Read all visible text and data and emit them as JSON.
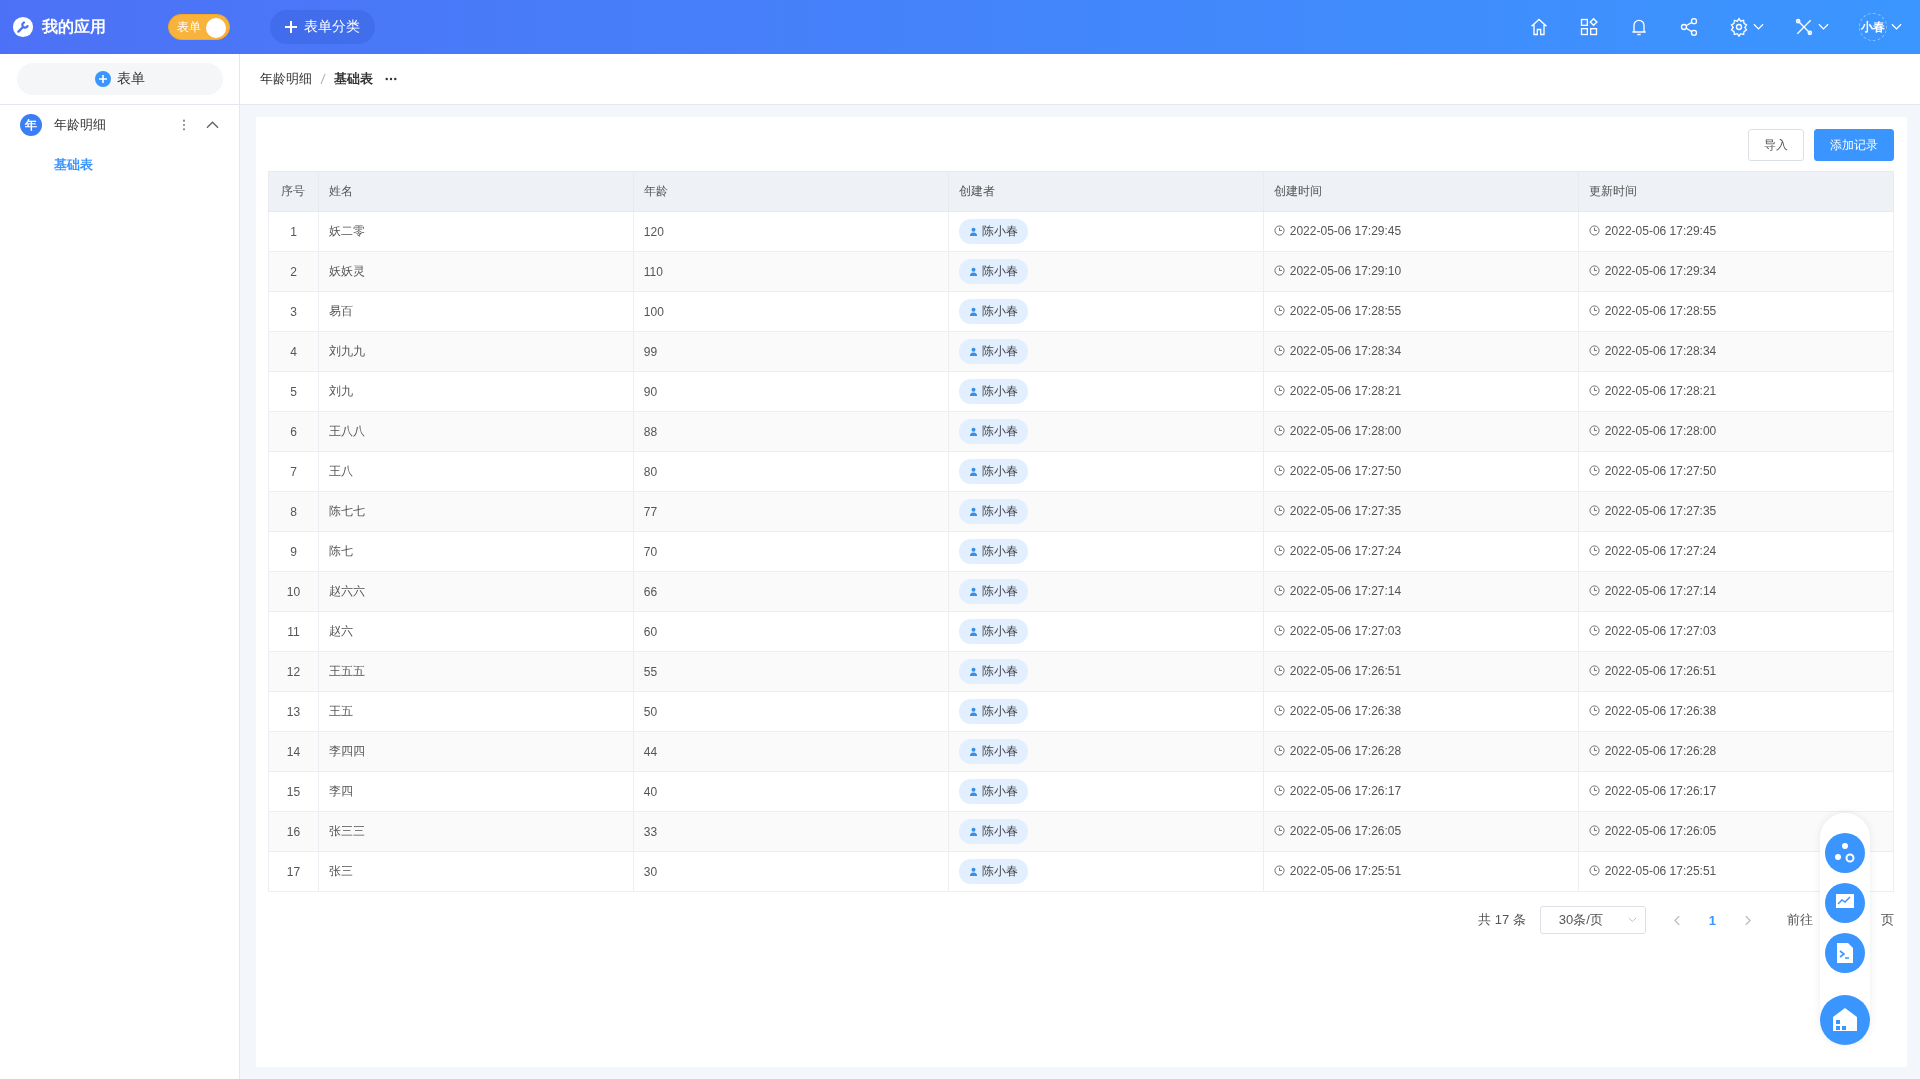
{
  "header": {
    "app_title": "我的应用",
    "switch": {
      "label": "表单",
      "on": true
    },
    "category_button": "表单分类",
    "user": "小春"
  },
  "sidebar": {
    "add_button": "表单",
    "groups": [
      {
        "avatar": "年",
        "label": "年龄明细",
        "expanded": true,
        "children": [
          {
            "label": "基础表",
            "selected": true
          }
        ]
      }
    ]
  },
  "breadcrumb": [
    "年龄明细",
    "基础表"
  ],
  "toolbar": {
    "buttons": [
      {
        "label": "导入",
        "kind": "plain"
      },
      {
        "label": "添加记录",
        "kind": "primary"
      }
    ]
  },
  "table": {
    "columns": [
      "序号",
      "姓名",
      "年龄",
      "创建者",
      "创建时间",
      "更新时间"
    ],
    "rows": [
      {
        "index": "1",
        "name": "妖二零",
        "age": "120",
        "creator": "陈小春",
        "created": "2022-05-06 17:29:45",
        "updated": "2022-05-06 17:29:45"
      },
      {
        "index": "2",
        "name": "妖妖灵",
        "age": "110",
        "creator": "陈小春",
        "created": "2022-05-06 17:29:10",
        "updated": "2022-05-06 17:29:34"
      },
      {
        "index": "3",
        "name": "易百",
        "age": "100",
        "creator": "陈小春",
        "created": "2022-05-06 17:28:55",
        "updated": "2022-05-06 17:28:55"
      },
      {
        "index": "4",
        "name": "刘九九",
        "age": "99",
        "creator": "陈小春",
        "created": "2022-05-06 17:28:34",
        "updated": "2022-05-06 17:28:34"
      },
      {
        "index": "5",
        "name": "刘九",
        "age": "90",
        "creator": "陈小春",
        "created": "2022-05-06 17:28:21",
        "updated": "2022-05-06 17:28:21"
      },
      {
        "index": "6",
        "name": "王八八",
        "age": "88",
        "creator": "陈小春",
        "created": "2022-05-06 17:28:00",
        "updated": "2022-05-06 17:28:00"
      },
      {
        "index": "7",
        "name": "王八",
        "age": "80",
        "creator": "陈小春",
        "created": "2022-05-06 17:27:50",
        "updated": "2022-05-06 17:27:50"
      },
      {
        "index": "8",
        "name": "陈七七",
        "age": "77",
        "creator": "陈小春",
        "created": "2022-05-06 17:27:35",
        "updated": "2022-05-06 17:27:35"
      },
      {
        "index": "9",
        "name": "陈七",
        "age": "70",
        "creator": "陈小春",
        "created": "2022-05-06 17:27:24",
        "updated": "2022-05-06 17:27:24"
      },
      {
        "index": "10",
        "name": "赵六六",
        "age": "66",
        "creator": "陈小春",
        "created": "2022-05-06 17:27:14",
        "updated": "2022-05-06 17:27:14"
      },
      {
        "index": "11",
        "name": "赵六",
        "age": "60",
        "creator": "陈小春",
        "created": "2022-05-06 17:27:03",
        "updated": "2022-05-06 17:27:03"
      },
      {
        "index": "12",
        "name": "王五五",
        "age": "55",
        "creator": "陈小春",
        "created": "2022-05-06 17:26:51",
        "updated": "2022-05-06 17:26:51"
      },
      {
        "index": "13",
        "name": "王五",
        "age": "50",
        "creator": "陈小春",
        "created": "2022-05-06 17:26:38",
        "updated": "2022-05-06 17:26:38"
      },
      {
        "index": "14",
        "name": "李四四",
        "age": "44",
        "creator": "陈小春",
        "created": "2022-05-06 17:26:28",
        "updated": "2022-05-06 17:26:28"
      },
      {
        "index": "15",
        "name": "李四",
        "age": "40",
        "creator": "陈小春",
        "created": "2022-05-06 17:26:17",
        "updated": "2022-05-06 17:26:17"
      },
      {
        "index": "16",
        "name": "张三三",
        "age": "33",
        "creator": "陈小春",
        "created": "2022-05-06 17:26:05",
        "updated": "2022-05-06 17:26:05"
      },
      {
        "index": "17",
        "name": "张三",
        "age": "30",
        "creator": "陈小春",
        "created": "2022-05-06 17:25:51",
        "updated": "2022-05-06 17:25:51"
      }
    ]
  },
  "pagination": {
    "total": "共 17 条",
    "page_size": "30条/页",
    "pages": [
      {
        "label": "1",
        "selected": true
      }
    ],
    "goto_label": "前往",
    "page_suffix": "页"
  }
}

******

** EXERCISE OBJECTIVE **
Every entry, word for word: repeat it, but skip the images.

** EXERCISE ANSWER **
Read all visible text and data and emit them as JSON.
{
  "header": {
    "app_title": "我的应用",
    "switch": {
      "label": "表单",
      "on": true
    },
    "category_button": "表单分类",
    "user": "小春"
  },
  "sidebar": {
    "add_button": "表单",
    "groups": [
      {
        "avatar": "年",
        "label": "年龄明细",
        "expanded": true,
        "children": [
          {
            "label": "基础表",
            "selected": true
          }
        ]
      }
    ]
  },
  "breadcrumb": [
    "年龄明细",
    "基础表"
  ],
  "toolbar": {
    "buttons": [
      {
        "label": "导入",
        "kind": "plain"
      },
      {
        "label": "添加记录",
        "kind": "primary"
      }
    ]
  },
  "table": {
    "columns": [
      "序号",
      "姓名",
      "年龄",
      "创建者",
      "创建时间",
      "更新时间"
    ],
    "rows": [
      {
        "index": "1",
        "name": "妖二零",
        "age": "120",
        "creator": "陈小春",
        "created": "2022-05-06 17:29:45",
        "updated": "2022-05-06 17:29:45"
      },
      {
        "index": "2",
        "name": "妖妖灵",
        "age": "110",
        "creator": "陈小春",
        "created": "2022-05-06 17:29:10",
        "updated": "2022-05-06 17:29:34"
      },
      {
        "index": "3",
        "name": "易百",
        "age": "100",
        "creator": "陈小春",
        "created": "2022-05-06 17:28:55",
        "updated": "2022-05-06 17:28:55"
      },
      {
        "index": "4",
        "name": "刘九九",
        "age": "99",
        "creator": "陈小春",
        "created": "2022-05-06 17:28:34",
        "updated": "2022-05-06 17:28:34"
      },
      {
        "index": "5",
        "name": "刘九",
        "age": "90",
        "creator": "陈小春",
        "created": "2022-05-06 17:28:21",
        "updated": "2022-05-06 17:28:21"
      },
      {
        "index": "6",
        "name": "王八八",
        "age": "88",
        "creator": "陈小春",
        "created": "2022-05-06 17:28:00",
        "updated": "2022-05-06 17:28:00"
      },
      {
        "index": "7",
        "name": "王八",
        "age": "80",
        "creator": "陈小春",
        "created": "2022-05-06 17:27:50",
        "updated": "2022-05-06 17:27:50"
      },
      {
        "index": "8",
        "name": "陈七七",
        "age": "77",
        "creator": "陈小春",
        "created": "2022-05-06 17:27:35",
        "updated": "2022-05-06 17:27:35"
      },
      {
        "index": "9",
        "name": "陈七",
        "age": "70",
        "creator": "陈小春",
        "created": "2022-05-06 17:27:24",
        "updated": "2022-05-06 17:27:24"
      },
      {
        "index": "10",
        "name": "赵六六",
        "age": "66",
        "creator": "陈小春",
        "created": "2022-05-06 17:27:14",
        "updated": "2022-05-06 17:27:14"
      },
      {
        "index": "11",
        "name": "赵六",
        "age": "60",
        "creator": "陈小春",
        "created": "2022-05-06 17:27:03",
        "updated": "2022-05-06 17:27:03"
      },
      {
        "index": "12",
        "name": "王五五",
        "age": "55",
        "creator": "陈小春",
        "created": "2022-05-06 17:26:51",
        "updated": "2022-05-06 17:26:51"
      },
      {
        "index": "13",
        "name": "王五",
        "age": "50",
        "creator": "陈小春",
        "created": "2022-05-06 17:26:38",
        "updated": "2022-05-06 17:26:38"
      },
      {
        "index": "14",
        "name": "李四四",
        "age": "44",
        "creator": "陈小春",
        "created": "2022-05-06 17:26:28",
        "updated": "2022-05-06 17:26:28"
      },
      {
        "index": "15",
        "name": "李四",
        "age": "40",
        "creator": "陈小春",
        "created": "2022-05-06 17:26:17",
        "updated": "2022-05-06 17:26:17"
      },
      {
        "index": "16",
        "name": "张三三",
        "age": "33",
        "creator": "陈小春",
        "created": "2022-05-06 17:26:05",
        "updated": "2022-05-06 17:26:05"
      },
      {
        "index": "17",
        "name": "张三",
        "age": "30",
        "creator": "陈小春",
        "created": "2022-05-06 17:25:51",
        "updated": "2022-05-06 17:25:51"
      }
    ]
  },
  "pagination": {
    "total": "共 17 条",
    "page_size": "30条/页",
    "pages": [
      {
        "label": "1",
        "selected": true
      }
    ],
    "goto_label": "前往",
    "page_suffix": "页"
  }
}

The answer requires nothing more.